Why music festivals are among the hardest risks to insure

Headed to a music festival this summer? It’s the insurance for these events, rather than the music, that is drawing the headlines.

From Bloomberg, via Claims Journal:

“Big events, those the caliber of Coachella and Bonnaroo, typically take on at least five kinds of insurance policies: cancellation, including terrorism coverage, general liability, umbrella policies, workers’ compensation, and business auto coverage.”

FiveThirtyEight asks: what’s the typical cost of cancellation insurance for a music festival? Bloomberg has the answer:

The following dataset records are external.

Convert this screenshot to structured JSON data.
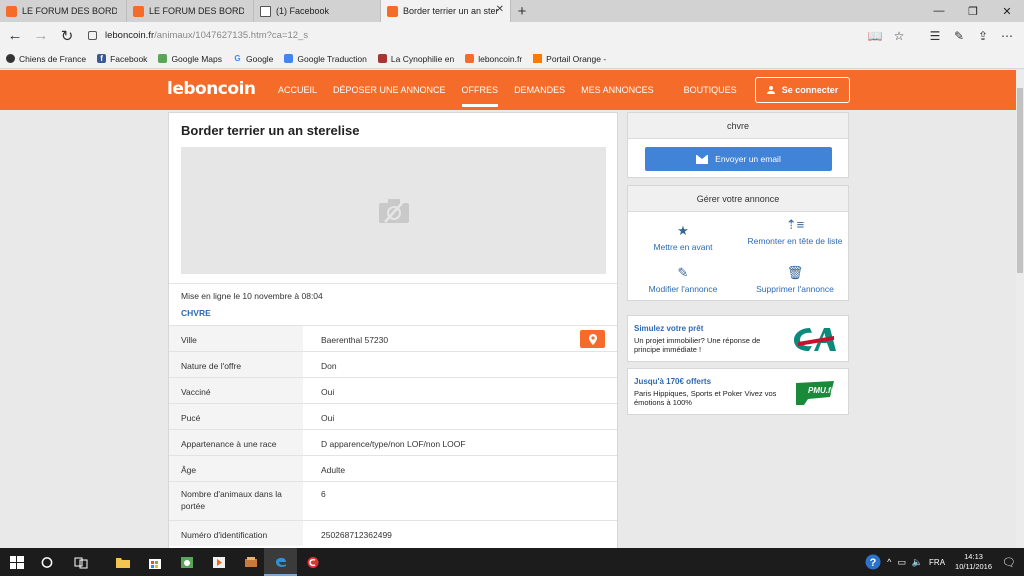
{
  "browser": {
    "tabs": [
      {
        "label": "LE FORUM DES BORDER TE",
        "favicon": "orange-square-icon"
      },
      {
        "label": "LE FORUM DES BORDER TE",
        "favicon": "orange-square-icon"
      },
      {
        "label": "(1) Facebook",
        "favicon": "page-icon"
      },
      {
        "label": "Border terrier un an stere",
        "favicon": "leboncoin-icon",
        "active": true
      }
    ],
    "url": {
      "domain": "leboncoin.fr",
      "path": "/animaux/1047627135.htm?ca=12_s"
    },
    "favorites": [
      {
        "label": "Chiens de France",
        "icon": "gear-icon"
      },
      {
        "label": "Facebook",
        "icon": "facebook-icon"
      },
      {
        "label": "Google Maps",
        "icon": "maps-icon"
      },
      {
        "label": "Google",
        "icon": "google-icon"
      },
      {
        "label": "Google Traduction",
        "icon": "translate-icon"
      },
      {
        "label": "La Cynophilie en",
        "icon": "paw-icon"
      },
      {
        "label": "leboncoin.fr",
        "icon": "leboncoin-icon"
      },
      {
        "label": "Portail Orange -",
        "icon": "orange-icon"
      }
    ]
  },
  "site": {
    "logo": "leboncoin",
    "nav": [
      "ACCUEIL",
      "DÉPOSER UNE ANNONCE",
      "OFFRES",
      "DEMANDES",
      "MES ANNONCES",
      "BOUTIQUES"
    ],
    "active_nav": "OFFRES",
    "connect": "Se connecter",
    "brand_color": "#f56b2a"
  },
  "ad": {
    "title": "Border terrier un an sterelise",
    "published": "Mise en ligne le 10 novembre à 08:04",
    "seller": "CHVRE",
    "attributes": [
      {
        "key": "Ville",
        "value": "Baerenthal 57230"
      },
      {
        "key": "Nature de l'offre",
        "value": "Don"
      },
      {
        "key": "Vacciné",
        "value": "Oui"
      },
      {
        "key": "Pucé",
        "value": "Oui"
      },
      {
        "key": "Appartenance à une race",
        "value": "D apparence/type/non LOF/non LOOF"
      },
      {
        "key": "Âge",
        "value": "Adulte"
      },
      {
        "key": "Nombre d'animaux dans la portée",
        "value": "6"
      },
      {
        "key": "Numéro d'identification",
        "value": "250268712362499"
      }
    ]
  },
  "contact": {
    "name": "chvre",
    "email_button": "Envoyer un email"
  },
  "manage": {
    "title": "Gérer votre annonce",
    "actions": [
      "Mettre en avant",
      "Remonter en tête de liste",
      "Modifier l'annonce",
      "Supprimer l'annonce"
    ]
  },
  "promos": [
    {
      "title": "Simulez votre prêt",
      "text": "Un projet immobilier? Une réponse de principe immédiate !",
      "logo": "credit-agricole-logo"
    },
    {
      "title": "Jusqu'à 170€ offerts",
      "text": "Paris Hippiques, Sports et Poker Vivez vos émotions à 100%",
      "logo": "pmu-logo",
      "logo_text": "PMU.fr"
    }
  ],
  "taskbar": {
    "lang": "FRA",
    "time": "14:13",
    "date": "10/11/2016"
  }
}
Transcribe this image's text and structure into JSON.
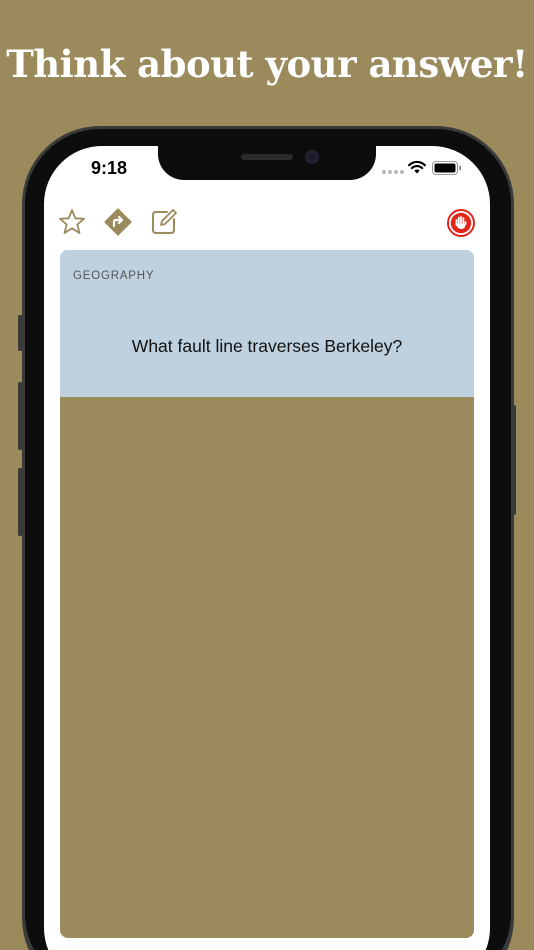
{
  "headline": "Think about your answer!",
  "status_bar": {
    "time": "9:18",
    "wifi_icon": "wifi-icon",
    "battery_icon": "battery-icon"
  },
  "toolbar": {
    "favorite_icon": "star-icon",
    "share_icon": "share-arrow-icon",
    "edit_icon": "edit-icon",
    "stop_icon": "stop-hand-icon"
  },
  "card": {
    "category": "GEOGRAPHY",
    "question": "What fault line traverses Berkeley?"
  },
  "colors": {
    "background": "#9b8a5c",
    "card_top": "#bfd1de",
    "accent": "#9b8a5c",
    "stop_red": "#e0261b"
  }
}
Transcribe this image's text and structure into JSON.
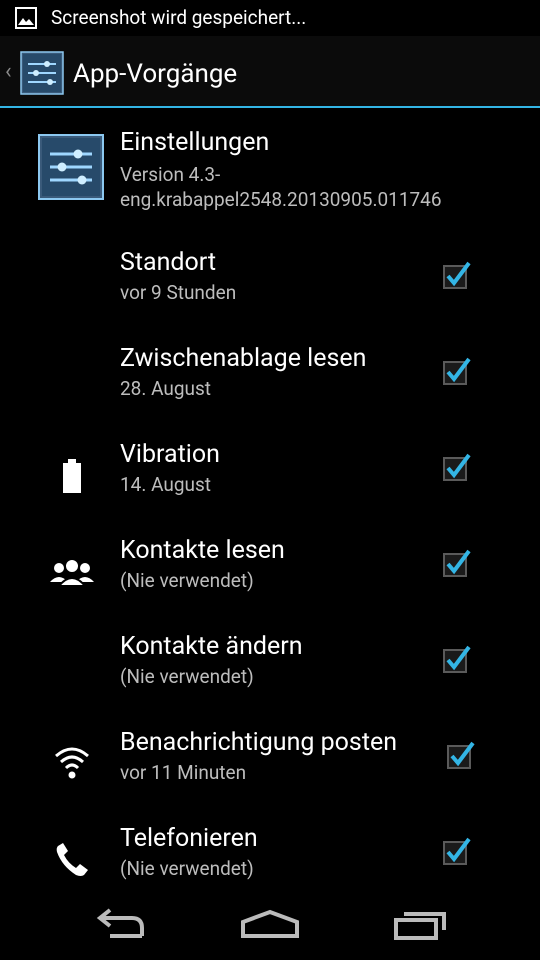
{
  "status_bar": {
    "text": "Screenshot wird gespeichert...",
    "icon": "image-icon"
  },
  "action_bar": {
    "title": "App-Vorgänge",
    "icon": "settings-sliders-icon"
  },
  "app": {
    "name": "Einstellungen",
    "version": "Version 4.3-eng.krabappel2548.20130905.011746",
    "icon": "settings-sliders-icon"
  },
  "permissions": [
    {
      "title": "Standort",
      "subtitle": "vor 9 Stunden",
      "icon": "",
      "checked": true
    },
    {
      "title": "Zwischenablage lesen",
      "subtitle": "28. August",
      "icon": "",
      "checked": true
    },
    {
      "title": "Vibration",
      "subtitle": "14. August",
      "icon": "battery-icon",
      "checked": true
    },
    {
      "title": "Kontakte lesen",
      "subtitle": "(Nie verwendet)",
      "icon": "contacts-icon",
      "checked": true
    },
    {
      "title": "Kontakte ändern",
      "subtitle": "(Nie verwendet)",
      "icon": "",
      "checked": true
    },
    {
      "title": "Benachrichtigung posten",
      "subtitle": "vor 11 Minuten",
      "icon": "wifi-icon",
      "checked": true
    },
    {
      "title": "Telefonieren",
      "subtitle": "(Nie verwendet)",
      "icon": "phone-icon",
      "checked": true
    }
  ],
  "nav_bar": {
    "back": "back-icon",
    "home": "home-icon",
    "recents": "recents-icon"
  },
  "colors": {
    "accent": "#33b5e5",
    "background": "#000000",
    "secondary_text": "#bdbdbd"
  }
}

“Cancellation insurance will typically cost 1 percent to 1.5 percent of the overall cost of an event, as much as $150,000 for a $10 million festival.”

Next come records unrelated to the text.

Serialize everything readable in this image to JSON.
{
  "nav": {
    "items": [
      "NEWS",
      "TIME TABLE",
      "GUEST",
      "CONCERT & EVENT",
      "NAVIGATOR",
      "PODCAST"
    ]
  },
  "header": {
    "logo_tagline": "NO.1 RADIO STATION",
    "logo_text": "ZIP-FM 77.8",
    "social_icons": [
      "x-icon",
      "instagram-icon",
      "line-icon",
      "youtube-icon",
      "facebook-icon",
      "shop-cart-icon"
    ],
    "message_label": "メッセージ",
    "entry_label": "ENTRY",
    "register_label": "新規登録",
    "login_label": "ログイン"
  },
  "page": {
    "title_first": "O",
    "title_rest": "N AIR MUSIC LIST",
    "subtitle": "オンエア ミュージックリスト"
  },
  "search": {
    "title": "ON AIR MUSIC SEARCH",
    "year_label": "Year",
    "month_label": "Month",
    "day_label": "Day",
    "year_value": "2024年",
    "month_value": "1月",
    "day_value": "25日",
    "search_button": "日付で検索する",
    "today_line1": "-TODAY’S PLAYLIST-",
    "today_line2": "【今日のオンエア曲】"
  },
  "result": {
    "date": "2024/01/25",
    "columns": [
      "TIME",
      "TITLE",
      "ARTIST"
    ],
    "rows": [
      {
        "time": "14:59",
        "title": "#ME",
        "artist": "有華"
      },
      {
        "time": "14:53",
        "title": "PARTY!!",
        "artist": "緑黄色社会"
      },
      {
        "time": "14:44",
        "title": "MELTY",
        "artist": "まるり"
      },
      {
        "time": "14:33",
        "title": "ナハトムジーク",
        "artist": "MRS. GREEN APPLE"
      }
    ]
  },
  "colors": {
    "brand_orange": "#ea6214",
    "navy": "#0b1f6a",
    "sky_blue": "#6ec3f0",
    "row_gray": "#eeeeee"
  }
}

Unpredictable weather, the threat of terrorism, and the demographics of festival attendees, are some of the factors that make music festivals one of the hardest risks to insure.

From the Argo Global blog, a post by David Boyle, contingency class underwriter, offers this perspective on why: Without intervention, festivals are likely to disappear from insurers’ books:

“Festivals, which sometimes include dozens of acts, can’t often be rescheduled in the event of inclement weather unlike concerts or other live performances.”

And:

“Threats to festivals are not isolated to the increasingly unpredictable weather. Terrorism is now a very real threat to high profile events which often lack the security procedures of more permanent crowded places.”

Key takeaway:

“In our view, if the festival insurance market is to return to profitability, then intervention will have to come in the form of significantly increased pricing and, particularly for smaller events, improved risk mitigation processes.”

How many homeowners have a home inventory?

The Insurance Information Institute (I.I.I.) gets questions all the time. Here is one that was sent to our California representative:

Q:  Do you have recent statistics about the percentage of people without a home inventory?

A: The I.I.I. regularly surveys people on this topic. In November 2016, 50 percent of the homeowners we polled said that they had a home inventory, down from 52 percent in 2015. Only 37 percent of Millennial homeowners reported having an inventory compared to 50 percent of Gen Xers and 51 percent of Baby Boomers. A home inventory can be used to help make coverage decisions and can simplify filing an insurance claim, so it’s important to make one and keep it updated.

Advice on how to create a home inventory can be found on the I.I.I. website

Property losses from severe convective storms spark focus on resilience

More than $14 billion. That’s the expected insured loss from severe convective storms, thunderstorms, tornadoes, large hail and associated damaging winds in the United States in the first six months of this year.

From the Artemis blog, via Impact Forecasting, the catastrophe risk modeling center at Aon Benfield:

“The insurance and reinsurance industry faces more than $14 billion of losses after the first-half severe storm activity in the U.S., while the economic loss is set for $22 billion or higher, putting 2017 as the fourth most costly year for both economic and insured losses due to convective weather activity.”

Check out the U.S. tornado count, 2017 from NOAA:

An important message on building resilience from Munich Re, as reported by Business Insurance:

“Munich Reinsurance America Inc. has released a tornado virtual reality experience tool to highlight the risks posed by tornadoes and the importance of embracing resiliency in building construction to help reduce future property losses.”

And:

Many building codes in the United States do not require a home to withstand more than a 90-mph gust of wind for three seconds, which is the equivalent of a weak EF1 tornado with wind speeds between 86 to 110 miles per hour.

Get Insurance Information Institute facts and statistics on tornadoes and thunderstorms here.

Get serious about the lightning threat from the Insuring Florida blog.